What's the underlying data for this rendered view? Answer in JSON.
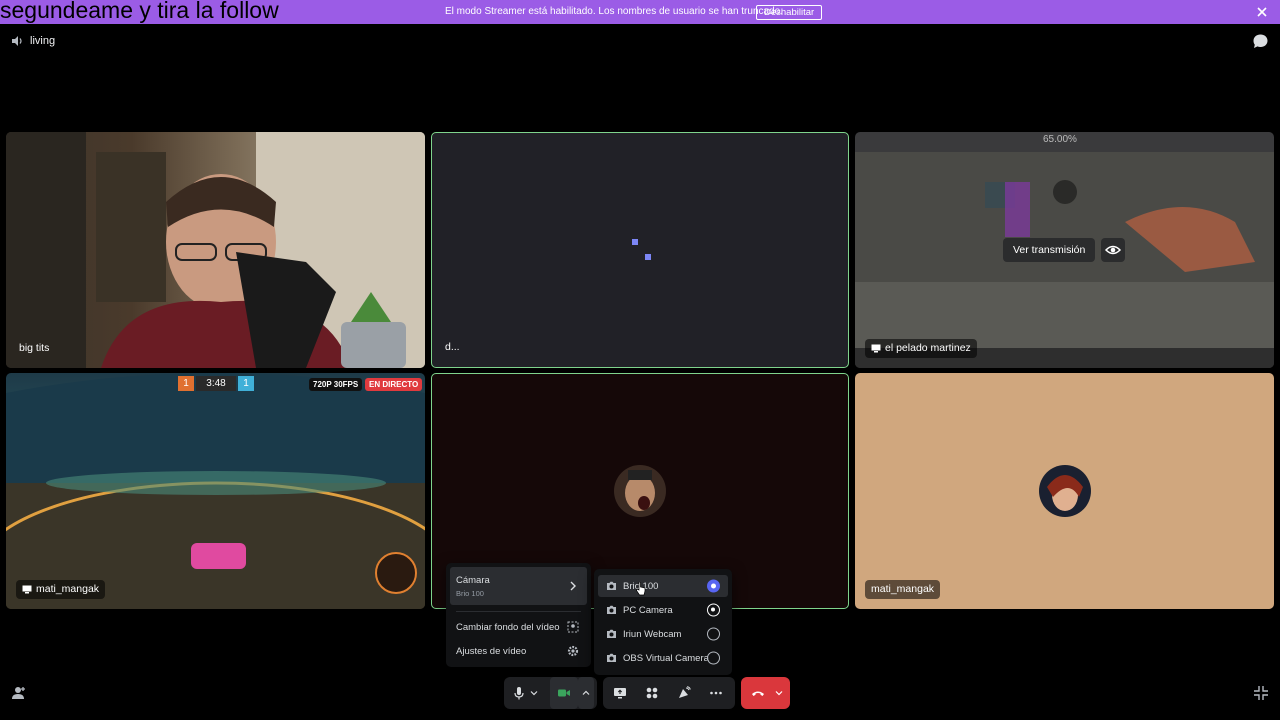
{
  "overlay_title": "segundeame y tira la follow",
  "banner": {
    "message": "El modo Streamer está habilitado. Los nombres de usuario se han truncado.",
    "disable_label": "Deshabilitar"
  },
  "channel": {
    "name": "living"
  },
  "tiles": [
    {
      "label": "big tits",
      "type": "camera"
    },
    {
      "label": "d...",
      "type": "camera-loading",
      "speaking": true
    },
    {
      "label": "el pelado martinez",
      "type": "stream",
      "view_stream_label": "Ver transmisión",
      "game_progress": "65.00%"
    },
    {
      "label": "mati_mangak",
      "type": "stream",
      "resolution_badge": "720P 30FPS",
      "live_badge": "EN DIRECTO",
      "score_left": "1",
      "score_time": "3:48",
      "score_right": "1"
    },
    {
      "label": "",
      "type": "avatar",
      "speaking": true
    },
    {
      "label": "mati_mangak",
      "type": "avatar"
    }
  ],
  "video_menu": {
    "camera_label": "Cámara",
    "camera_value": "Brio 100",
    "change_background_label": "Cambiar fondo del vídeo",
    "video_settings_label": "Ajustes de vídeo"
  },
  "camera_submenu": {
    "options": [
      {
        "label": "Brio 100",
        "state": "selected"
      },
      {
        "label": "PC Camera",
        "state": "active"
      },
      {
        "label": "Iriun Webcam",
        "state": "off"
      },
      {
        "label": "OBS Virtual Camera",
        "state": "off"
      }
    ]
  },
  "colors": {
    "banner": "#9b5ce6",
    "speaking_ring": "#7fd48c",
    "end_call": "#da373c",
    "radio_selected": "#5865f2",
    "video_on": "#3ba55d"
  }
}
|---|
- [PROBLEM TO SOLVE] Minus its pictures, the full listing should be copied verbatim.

- [EXERCISE RESPONSE]
What's the underlying data for this rendered view? Answer in JSON.
{
  "overlay_title": "segundeame y tira la follow",
  "banner": {
    "message": "El modo Streamer está habilitado. Los nombres de usuario se han truncado.",
    "disable_label": "Deshabilitar"
  },
  "channel": {
    "name": "living"
  },
  "tiles": [
    {
      "label": "big tits",
      "type": "camera"
    },
    {
      "label": "d...",
      "type": "camera-loading",
      "speaking": true
    },
    {
      "label": "el pelado martinez",
      "type": "stream",
      "view_stream_label": "Ver transmisión",
      "game_progress": "65.00%"
    },
    {
      "label": "mati_mangak",
      "type": "stream",
      "resolution_badge": "720P 30FPS",
      "live_badge": "EN DIRECTO",
      "score_left": "1",
      "score_time": "3:48",
      "score_right": "1"
    },
    {
      "label": "",
      "type": "avatar",
      "speaking": true
    },
    {
      "label": "mati_mangak",
      "type": "avatar"
    }
  ],
  "video_menu": {
    "camera_label": "Cámara",
    "camera_value": "Brio 100",
    "change_background_label": "Cambiar fondo del vídeo",
    "video_settings_label": "Ajustes de vídeo"
  },
  "camera_submenu": {
    "options": [
      {
        "label": "Brio 100",
        "state": "selected"
      },
      {
        "label": "PC Camera",
        "state": "active"
      },
      {
        "label": "Iriun Webcam",
        "state": "off"
      },
      {
        "label": "OBS Virtual Camera",
        "state": "off"
      }
    ]
  },
  "colors": {
    "banner": "#9b5ce6",
    "speaking_ring": "#7fd48c",
    "end_call": "#da373c",
    "radio_selected": "#5865f2",
    "video_on": "#3ba55d"
  }
}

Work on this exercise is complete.